Esther’s ministry provides several different and effective services to refugee families, including: new-born and mother care (milk, nappies, medicines, visits and education); teenage and child trauma counselling (many young people have been raped and have witnessed extreme atrocities at close range); schooling and school equipment provision; and winter packs – blankets, clothes, fuel and shoes to get through the winter snowfalls in a tent.

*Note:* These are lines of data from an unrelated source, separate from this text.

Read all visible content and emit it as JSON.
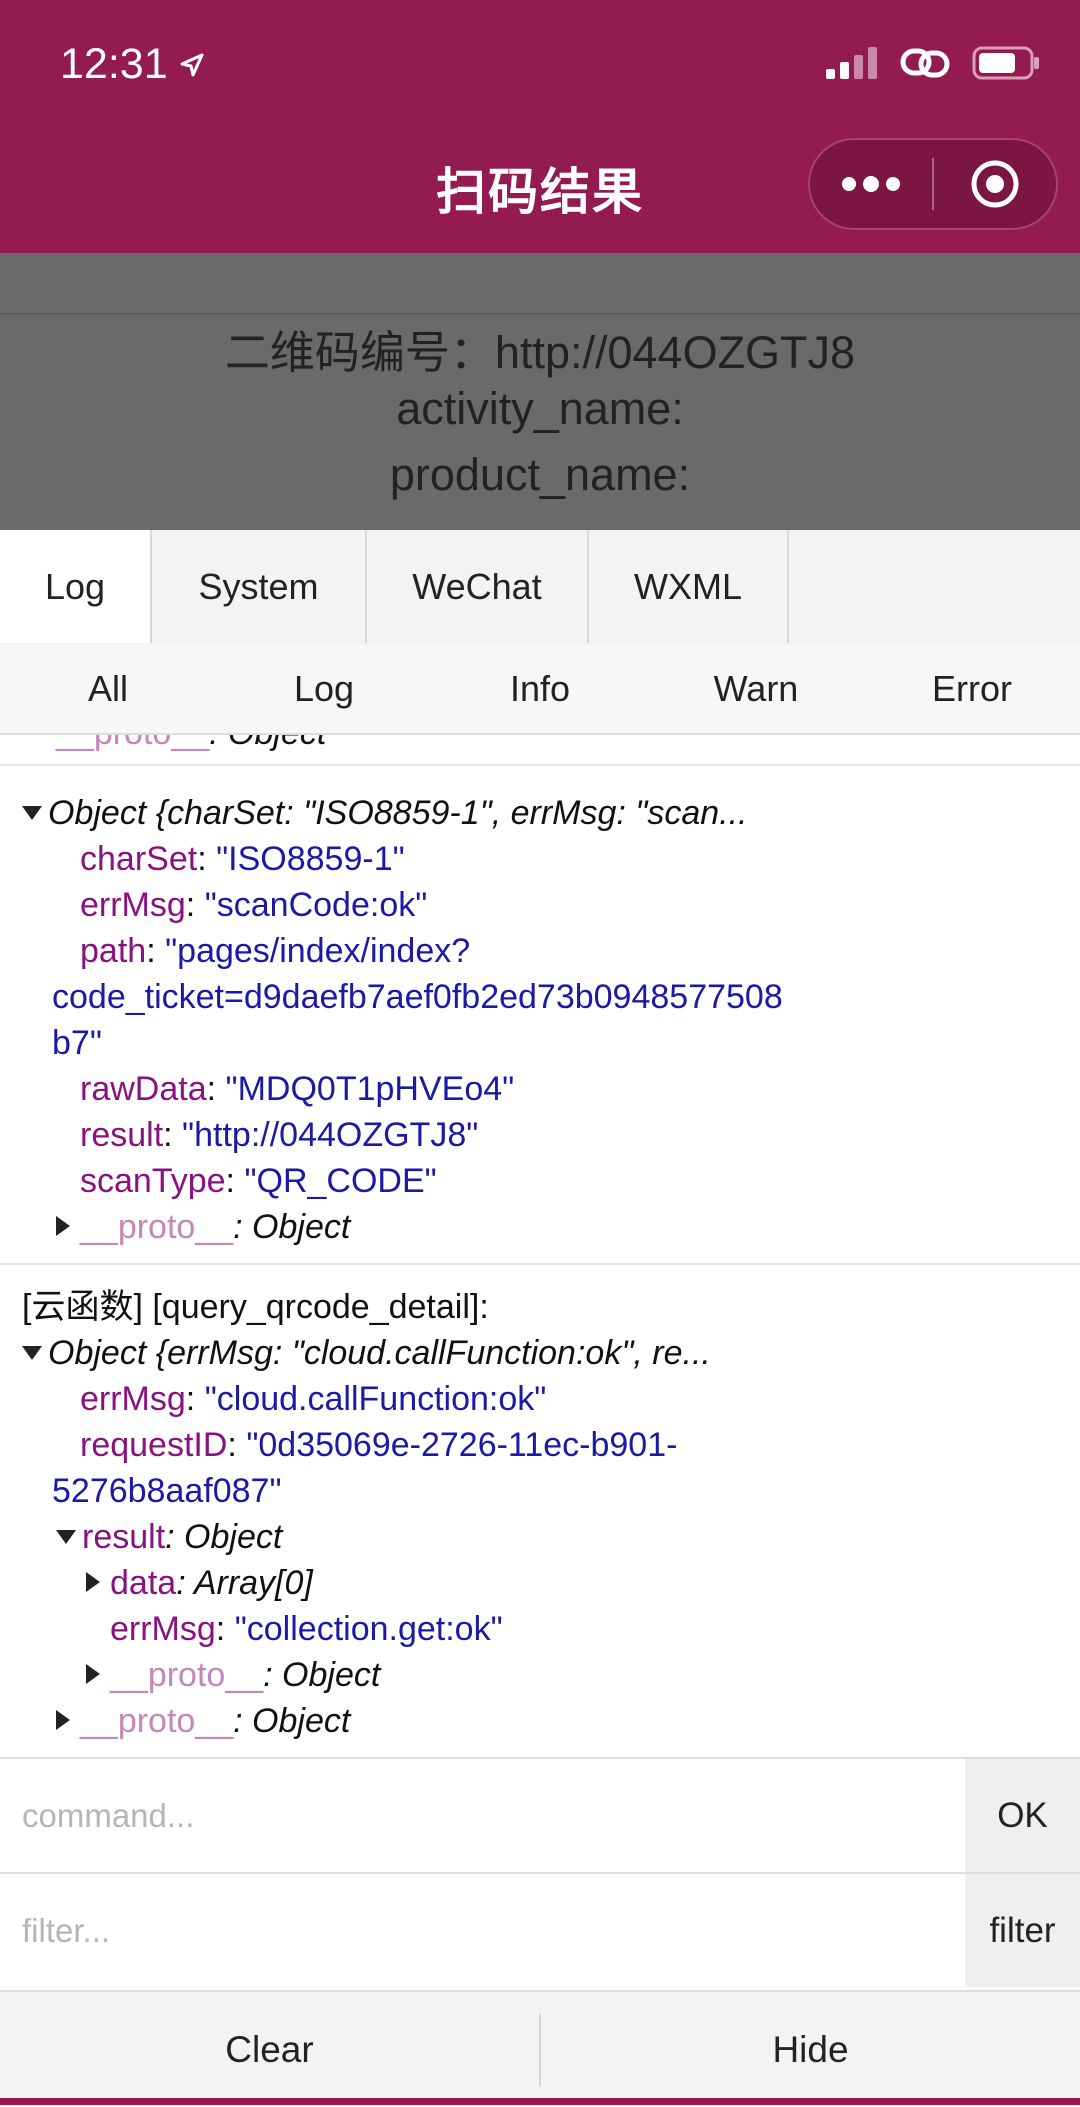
{
  "status_bar": {
    "time": "12:31"
  },
  "nav": {
    "title": "扫码结果"
  },
  "page": {
    "lines": [
      "二维码编号：http://044OZGTJ8",
      "activity_name:",
      "product_name:"
    ]
  },
  "console": {
    "top_tabs": [
      "Log",
      "System",
      "WeChat",
      "WXML"
    ],
    "filter_tabs": [
      "All",
      "Log",
      "Info",
      "Warn",
      "Error"
    ],
    "entry1": {
      "summary": "Object {charSet: \"ISO8859-1\", errMsg: \"scan...",
      "props": [
        {
          "key": "charSet",
          "value": "\"ISO8859-1\""
        },
        {
          "key": "errMsg",
          "value": "\"scanCode:ok\""
        },
        {
          "key": "path",
          "value": "\"pages/index/index?"
        },
        {
          "key": "rawData",
          "value": "\"MDQ0T1pHVEo4\""
        },
        {
          "key": "result",
          "value": "\"http://044OZGTJ8\""
        },
        {
          "key": "scanType",
          "value": "\"QR_CODE\""
        }
      ],
      "path_cont1": "code_ticket=d9daefb7aef0fb2ed73b0948577508",
      "path_cont2": "b7\"",
      "proto_key": "__proto__",
      "proto_val": ": Object"
    },
    "entry2": {
      "label": "[云函数] [query_qrcode_detail]:",
      "summary": "Object {errMsg: \"cloud.callFunction:ok\", re...",
      "errmsg_key": "errMsg",
      "errmsg_val": "\"cloud.callFunction:ok\"",
      "reqid_key": "requestID",
      "reqid_val": "\"0d35069e-2726-11ec-b901-",
      "reqid_cont": "5276b8aaf087\"",
      "result_key": "result",
      "result_val": ": Object",
      "data_key": "data",
      "data_val": ": Array[0]",
      "inner_errmsg_key": "errMsg",
      "inner_errmsg_val": "\"collection.get:ok\"",
      "proto_key": "__proto__",
      "proto_val": ": Object"
    },
    "command": {
      "placeholder": "command...",
      "button": "OK"
    },
    "filter": {
      "placeholder": "filter...",
      "button": "filter"
    },
    "actions": {
      "clear": "Clear",
      "hide": "Hide"
    }
  }
}
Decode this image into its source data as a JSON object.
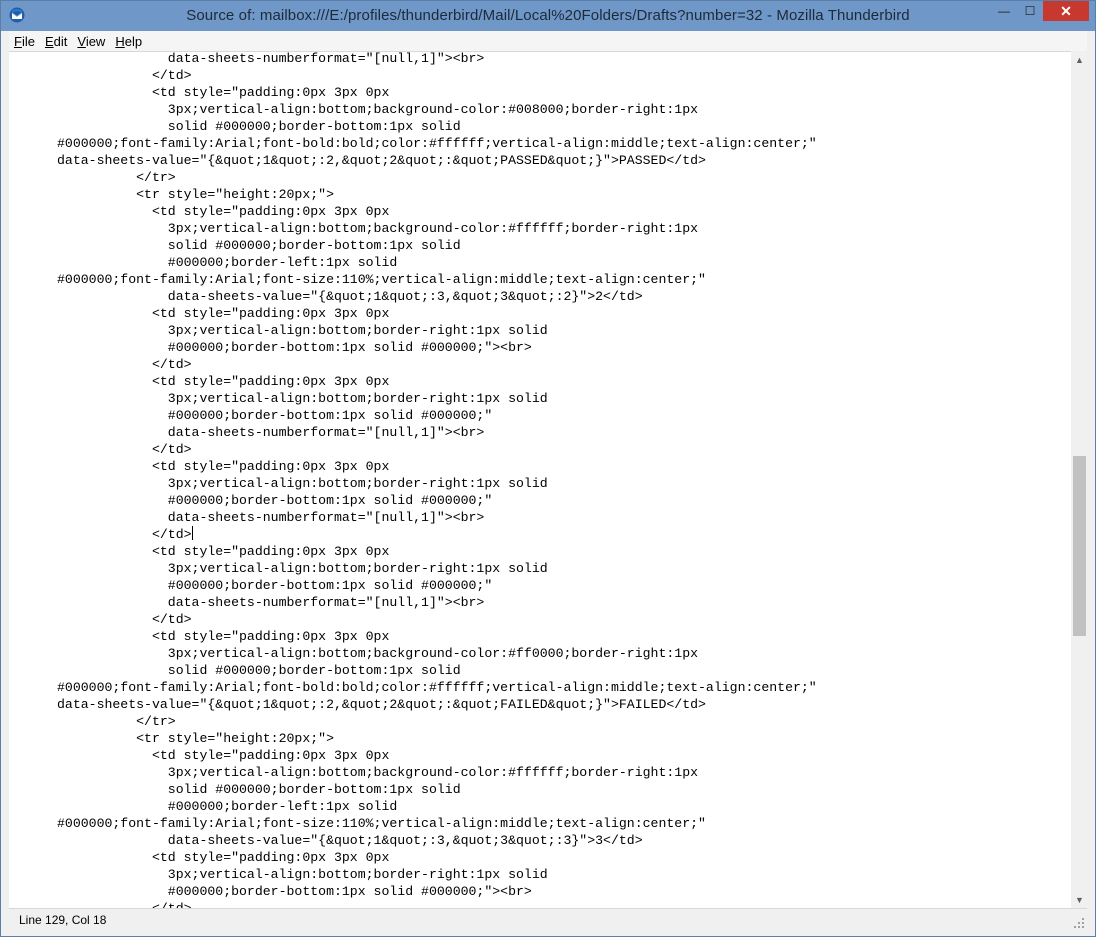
{
  "window": {
    "title": "Source of: mailbox:///E:/profiles/thunderbird/Mail/Local%20Folders/Drafts?number=32 - Mozilla Thunderbird",
    "app_icon": "thunderbird-icon",
    "controls": {
      "minimize": "—",
      "maximize": "☐",
      "close": "✕"
    }
  },
  "menubar": {
    "items": [
      {
        "label": "File",
        "accel": "F",
        "rest": "ile"
      },
      {
        "label": "Edit",
        "accel": "E",
        "rest": "dit"
      },
      {
        "label": "View",
        "accel": "V",
        "rest": "iew"
      },
      {
        "label": "Help",
        "accel": "H",
        "rest": "elp"
      }
    ]
  },
  "source": {
    "lines": [
      "              data-sheets-numberformat=\"[null,1]\"><br>",
      "            </td>",
      "            <td style=\"padding:0px 3px 0px",
      "              3px;vertical-align:bottom;background-color:#008000;border-right:1px",
      "              solid #000000;border-bottom:1px solid",
      "#000000;font-family:Arial;font-bold:bold;color:#ffffff;vertical-align:middle;text-align:center;\"",
      "data-sheets-value=\"{&quot;1&quot;:2,&quot;2&quot;:&quot;PASSED&quot;}\">PASSED</td>",
      "          </tr>",
      "          <tr style=\"height:20px;\">",
      "            <td style=\"padding:0px 3px 0px",
      "              3px;vertical-align:bottom;background-color:#ffffff;border-right:1px",
      "              solid #000000;border-bottom:1px solid",
      "              #000000;border-left:1px solid",
      "#000000;font-family:Arial;font-size:110%;vertical-align:middle;text-align:center;\"",
      "              data-sheets-value=\"{&quot;1&quot;:3,&quot;3&quot;:2}\">2</td>",
      "            <td style=\"padding:0px 3px 0px",
      "              3px;vertical-align:bottom;border-right:1px solid",
      "              #000000;border-bottom:1px solid #000000;\"><br>",
      "            </td>",
      "            <td style=\"padding:0px 3px 0px",
      "              3px;vertical-align:bottom;border-right:1px solid",
      "              #000000;border-bottom:1px solid #000000;\"",
      "              data-sheets-numberformat=\"[null,1]\"><br>",
      "            </td>",
      "            <td style=\"padding:0px 3px 0px",
      "              3px;vertical-align:bottom;border-right:1px solid",
      "              #000000;border-bottom:1px solid #000000;\"",
      "              data-sheets-numberformat=\"[null,1]\"><br>",
      "            </td>",
      "            <td style=\"padding:0px 3px 0px",
      "              3px;vertical-align:bottom;border-right:1px solid",
      "              #000000;border-bottom:1px solid #000000;\"",
      "              data-sheets-numberformat=\"[null,1]\"><br>",
      "            </td>",
      "            <td style=\"padding:0px 3px 0px",
      "              3px;vertical-align:bottom;background-color:#ff0000;border-right:1px",
      "              solid #000000;border-bottom:1px solid",
      "#000000;font-family:Arial;font-bold:bold;color:#ffffff;vertical-align:middle;text-align:center;\"",
      "data-sheets-value=\"{&quot;1&quot;:2,&quot;2&quot;:&quot;FAILED&quot;}\">FAILED</td>",
      "          </tr>",
      "          <tr style=\"height:20px;\">",
      "            <td style=\"padding:0px 3px 0px",
      "              3px;vertical-align:bottom;background-color:#ffffff;border-right:1px",
      "              solid #000000;border-bottom:1px solid",
      "              #000000;border-left:1px solid",
      "#000000;font-family:Arial;font-size:110%;vertical-align:middle;text-align:center;\"",
      "              data-sheets-value=\"{&quot;1&quot;:3,&quot;3&quot;:3}\">3</td>",
      "            <td style=\"padding:0px 3px 0px",
      "              3px;vertical-align:bottom;border-right:1px solid",
      "              #000000;border-bottom:1px solid #000000;\"><br>",
      "            </td>"
    ],
    "caret_line": 28
  },
  "scrollbar": {
    "up_arrow": "▲",
    "down_arrow": "▼"
  },
  "status": {
    "position": "Line 129, Col 18"
  }
}
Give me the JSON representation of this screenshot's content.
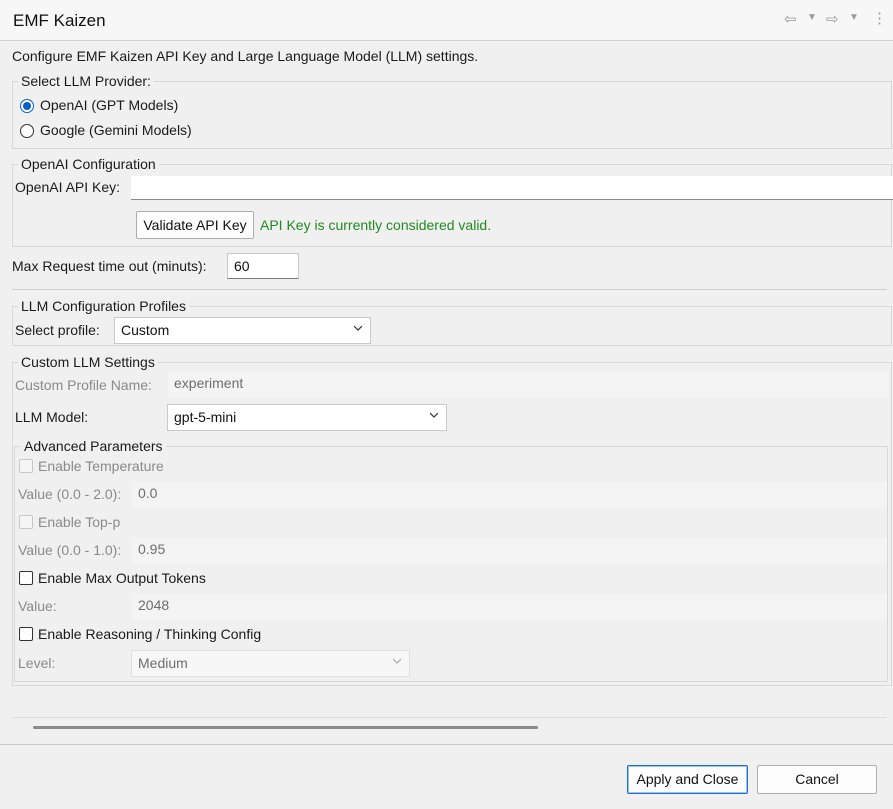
{
  "window": {
    "title": "EMF Kaizen",
    "nav_icons": [
      "back-arrow-icon",
      "dropdown-icon",
      "forward-arrow-icon",
      "dropdown-icon",
      "kebab-menu-icon"
    ]
  },
  "intro": "Configure EMF Kaizen API Key and Large Language Model (LLM) settings.",
  "provider": {
    "label": "Select LLM Provider:",
    "options": [
      {
        "label": "OpenAI (GPT Models)",
        "checked": true
      },
      {
        "label": "Google (Gemini Models)",
        "checked": false
      }
    ]
  },
  "openai": {
    "group_label": "OpenAI Configuration",
    "api_key_label": "OpenAI API Key:",
    "api_key_value": "",
    "validate_button": "Validate API Key",
    "validation_status": "API Key is currently considered valid."
  },
  "timeout": {
    "label": "Max Request time out (minuts):",
    "value": "60"
  },
  "profiles": {
    "group_label": "LLM Configuration Profiles",
    "select_label": "Select profile:",
    "selected": "Custom"
  },
  "custom": {
    "group_label": "Custom LLM Settings",
    "profile_name_label": "Custom Profile Name:",
    "profile_name_value": "experiment",
    "model_label": "LLM Model:",
    "model_value": "gpt-5-mini"
  },
  "advanced": {
    "group_label": "Advanced Parameters",
    "temperature": {
      "label": "Enable Temperature",
      "value_label": "Value (0.0 - 2.0):",
      "value": "0.0"
    },
    "top_p": {
      "label": "Enable Top-p",
      "value_label": "Value (0.0 - 1.0):",
      "value": "0.95"
    },
    "max_tokens": {
      "label": "Enable Max Output Tokens",
      "value_label": "Value:",
      "value": "2048"
    },
    "reasoning": {
      "label": "Enable Reasoning / Thinking Config",
      "value_label": "Level:",
      "value": "Medium"
    }
  },
  "footer": {
    "apply_button": "Apply and Close",
    "cancel_button": "Cancel"
  },
  "colors": {
    "accent": "#0a5fc7",
    "valid_status": "#1f8b1f"
  }
}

Esther and her co-workers are doing heart-wrenching, amazing work every single day. I like their approach to this tragedy; for me as a Kiwi it has a bit of a ‘no. 8 wire’ feel about it: I can’t solve the big picture problem, but I sure can get stuck in and respond to the need right in front of me. It gives me a way to respond, it gives me realistic hand-holds. I can’t shift my family to Zahle and do tent visits, but I sure can financially support Esther and her team as they do. Together you and I can stand with them and help to supply their needs, as they directly strive to meet the needs of suffering refugee families and children. Join with me as we support this remarkably courageous ministry.